Just enough of the recent high-profile thriller from Apple TV recommends him, even if he never quite reaches the heights he should with his premise and captivating lead actor. Idris Elba has had a fascinating career, as he has the charisma on the screen to be a movie star, and yet his most popular roles remain on the small screen (“the Wire”, “Luther”). Here, despite strong supporting cast members, it uses each piece of this magnetism in a way that is almost detrimental to the project, as it loses some of its height every time it is not centered. I moved away from “Hijack” thinking Elba could easily wear an action show like “24”-an obvious inspiration for this real-time thriller – but I’d rather see him kick ass on the big screen in a “John Wick”-like franchise. The fact that I started to unpack the star’s career in the seven chapters of “Hijack” is a little indicative of the quality of the thrill here in a consistently interesting, but never as gripping show as it should be, especially because of the number of characters she is trying to get on this overbooked flight.
Written by George Kay (the most recent Netflix adaptation of “Lupin”) and directed by Jim Field Smith (“Butter”), “Hijack” begins with the last passengers boarding a seven-hour flight from Dubai to London. One of the last people on board is Sam Nelson (Elba), who exchanges a few texts with his ex-partner that make it clear that things are a bit difficult on the home front. She even tries to encourage him not to come to London. He ignores this instruction and finds himself on a flight from hell when five hijackers overtake the trip. Led by a stoic man named Stuart (an excellent Neil Maskell), the kidnappers seem to have a highly coordinated plan, including a way to emotionally manipulate their way in the cockpit, although Kay is used to analyzing information in a frustrating way. For some episodes, it is not even clear what the hijackers’ intentions are or what they are trying to achieve (a folder called “Requests” appears more than half of the series), which in theory could cause tension by making us feel like confused passengers on the plane, but the series so consistently leaves the ship that it becomes a mean trick.
Instead of locking us in our seats with Sam and the other hijacked passengers, “Hijack” jumps to the UK to involve the people who will try to stop a disaster on the ground. The great “Torchwood” star Eve Myles plays Alice Sinclair, one of the air traffic controllers, who for the first time understands the seriousness of what is happening during the flight.Myles gives an intelligent, straightforward performance, often the voice of reason, which enlightens the stakes of any escalation of the situation-usually it would be logical to pull the plane out of the sky. A big part of “Hijack” is that Sam is trying to reduce the use of kidnapping so that it doesn’t take place, which makes it one of Elba’s most interesting writings and performances. If the British government-or the Hungarian government they’re flying over-doubtfuls they might have another 9/11 on their hands, they won’t hesitate to finish everyone on board.
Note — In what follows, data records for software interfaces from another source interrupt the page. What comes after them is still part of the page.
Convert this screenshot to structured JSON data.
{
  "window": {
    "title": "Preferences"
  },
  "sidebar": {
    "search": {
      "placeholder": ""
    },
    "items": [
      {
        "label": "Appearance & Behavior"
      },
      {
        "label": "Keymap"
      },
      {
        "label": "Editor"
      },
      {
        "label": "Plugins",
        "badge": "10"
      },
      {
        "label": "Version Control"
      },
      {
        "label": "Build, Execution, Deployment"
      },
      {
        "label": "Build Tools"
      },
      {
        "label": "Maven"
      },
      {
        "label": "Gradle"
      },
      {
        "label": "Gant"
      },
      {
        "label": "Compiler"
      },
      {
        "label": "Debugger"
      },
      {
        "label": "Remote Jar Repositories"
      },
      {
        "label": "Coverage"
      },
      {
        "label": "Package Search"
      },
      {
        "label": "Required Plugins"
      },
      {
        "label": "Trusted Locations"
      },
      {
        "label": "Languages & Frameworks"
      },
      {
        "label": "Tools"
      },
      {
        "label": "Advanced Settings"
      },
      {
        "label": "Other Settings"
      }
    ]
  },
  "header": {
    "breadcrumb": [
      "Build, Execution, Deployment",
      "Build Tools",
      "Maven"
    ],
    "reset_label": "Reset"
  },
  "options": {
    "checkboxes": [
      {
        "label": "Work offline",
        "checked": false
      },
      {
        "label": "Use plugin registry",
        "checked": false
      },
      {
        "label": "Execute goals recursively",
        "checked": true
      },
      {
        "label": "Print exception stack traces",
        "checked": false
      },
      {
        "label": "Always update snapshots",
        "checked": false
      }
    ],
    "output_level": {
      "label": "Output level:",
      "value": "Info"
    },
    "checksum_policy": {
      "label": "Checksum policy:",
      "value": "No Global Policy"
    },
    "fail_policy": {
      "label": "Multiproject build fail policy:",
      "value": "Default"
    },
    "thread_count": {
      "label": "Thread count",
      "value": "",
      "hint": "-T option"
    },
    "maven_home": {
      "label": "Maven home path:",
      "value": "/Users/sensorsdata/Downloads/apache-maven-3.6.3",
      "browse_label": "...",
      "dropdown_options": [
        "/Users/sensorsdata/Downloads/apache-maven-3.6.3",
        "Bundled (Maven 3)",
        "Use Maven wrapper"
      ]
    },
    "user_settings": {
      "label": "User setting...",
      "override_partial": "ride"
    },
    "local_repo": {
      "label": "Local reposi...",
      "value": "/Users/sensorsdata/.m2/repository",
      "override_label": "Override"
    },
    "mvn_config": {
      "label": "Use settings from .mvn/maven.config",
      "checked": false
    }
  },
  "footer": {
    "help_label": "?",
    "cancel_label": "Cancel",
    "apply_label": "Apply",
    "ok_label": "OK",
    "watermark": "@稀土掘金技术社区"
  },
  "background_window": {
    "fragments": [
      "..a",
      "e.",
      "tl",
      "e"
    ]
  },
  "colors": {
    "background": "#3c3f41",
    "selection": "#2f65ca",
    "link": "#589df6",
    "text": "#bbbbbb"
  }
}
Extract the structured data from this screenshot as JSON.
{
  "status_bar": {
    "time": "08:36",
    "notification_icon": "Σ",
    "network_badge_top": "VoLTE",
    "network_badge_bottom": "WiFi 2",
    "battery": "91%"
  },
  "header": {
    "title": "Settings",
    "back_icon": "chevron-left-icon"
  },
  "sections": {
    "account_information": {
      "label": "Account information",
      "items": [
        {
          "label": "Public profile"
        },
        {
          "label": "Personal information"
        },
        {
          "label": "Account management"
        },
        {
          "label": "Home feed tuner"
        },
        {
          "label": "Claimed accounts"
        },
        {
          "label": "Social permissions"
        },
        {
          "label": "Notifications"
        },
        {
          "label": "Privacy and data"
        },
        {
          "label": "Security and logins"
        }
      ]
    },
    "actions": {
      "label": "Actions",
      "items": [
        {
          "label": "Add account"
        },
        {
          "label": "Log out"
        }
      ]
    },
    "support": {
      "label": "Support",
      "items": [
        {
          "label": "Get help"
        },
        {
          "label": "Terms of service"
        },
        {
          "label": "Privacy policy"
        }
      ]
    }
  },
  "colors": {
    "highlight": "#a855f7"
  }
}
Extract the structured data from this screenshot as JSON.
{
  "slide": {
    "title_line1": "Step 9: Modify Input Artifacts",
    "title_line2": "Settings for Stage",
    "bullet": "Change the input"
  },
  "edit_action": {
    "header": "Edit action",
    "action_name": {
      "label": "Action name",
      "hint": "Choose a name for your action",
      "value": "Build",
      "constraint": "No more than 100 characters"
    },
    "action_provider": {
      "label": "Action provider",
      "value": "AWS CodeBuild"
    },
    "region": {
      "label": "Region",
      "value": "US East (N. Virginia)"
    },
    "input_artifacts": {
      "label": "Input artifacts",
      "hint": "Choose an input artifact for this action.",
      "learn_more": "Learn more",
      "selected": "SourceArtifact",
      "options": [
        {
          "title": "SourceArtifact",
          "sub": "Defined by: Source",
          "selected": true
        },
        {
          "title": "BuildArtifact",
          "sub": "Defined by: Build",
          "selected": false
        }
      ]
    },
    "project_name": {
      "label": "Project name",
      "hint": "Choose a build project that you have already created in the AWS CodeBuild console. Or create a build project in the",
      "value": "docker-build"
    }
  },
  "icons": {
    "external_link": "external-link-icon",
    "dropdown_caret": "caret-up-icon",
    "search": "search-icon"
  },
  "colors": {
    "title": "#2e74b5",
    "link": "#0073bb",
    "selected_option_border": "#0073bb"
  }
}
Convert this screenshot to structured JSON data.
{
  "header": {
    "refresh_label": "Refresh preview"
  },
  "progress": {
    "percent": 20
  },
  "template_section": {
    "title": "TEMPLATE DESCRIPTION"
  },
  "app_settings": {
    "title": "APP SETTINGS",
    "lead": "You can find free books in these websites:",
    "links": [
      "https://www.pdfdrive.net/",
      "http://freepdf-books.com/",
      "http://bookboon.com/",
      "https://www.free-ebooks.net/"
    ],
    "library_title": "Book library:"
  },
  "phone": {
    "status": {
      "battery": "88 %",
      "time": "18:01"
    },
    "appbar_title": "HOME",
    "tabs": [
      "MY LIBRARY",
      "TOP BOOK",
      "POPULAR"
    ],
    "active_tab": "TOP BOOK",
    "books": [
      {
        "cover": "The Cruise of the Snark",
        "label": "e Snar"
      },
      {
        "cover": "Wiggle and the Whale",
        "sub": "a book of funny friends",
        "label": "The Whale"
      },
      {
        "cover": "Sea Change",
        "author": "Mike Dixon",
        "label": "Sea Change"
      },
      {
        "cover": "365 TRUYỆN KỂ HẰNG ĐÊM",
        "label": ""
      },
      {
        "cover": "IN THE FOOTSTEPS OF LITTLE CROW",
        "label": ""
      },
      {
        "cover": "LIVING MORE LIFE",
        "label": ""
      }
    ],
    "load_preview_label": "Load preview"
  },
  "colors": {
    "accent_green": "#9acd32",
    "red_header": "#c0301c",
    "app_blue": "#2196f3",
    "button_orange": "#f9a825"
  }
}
Elba shows how the background of his character as a business negotiator makes him aware that sometimes he has to give in to his executioners to keep everyone calm.
Sam and Alice are not the only ones on guard, while the Minister of the Interior and other British rulers are debating what to do with an uncontrolled plane flying to one of the largest cities in the world. These scenes are politically admirable, but it is counterintuitive to “hijack” them by reducing the tension every time we get off the plane. Likewise, Neil Maskell is solid as a cop who gets deeply involved in the matter because he already has a connection with Sam, but also his bow serves to overload more than anything else. “Hijack” undoubtedly works better if it was Elba vs. Maskell and I wanted more juicy scenes between the two actors instead of subplots about what was going on on the playing field.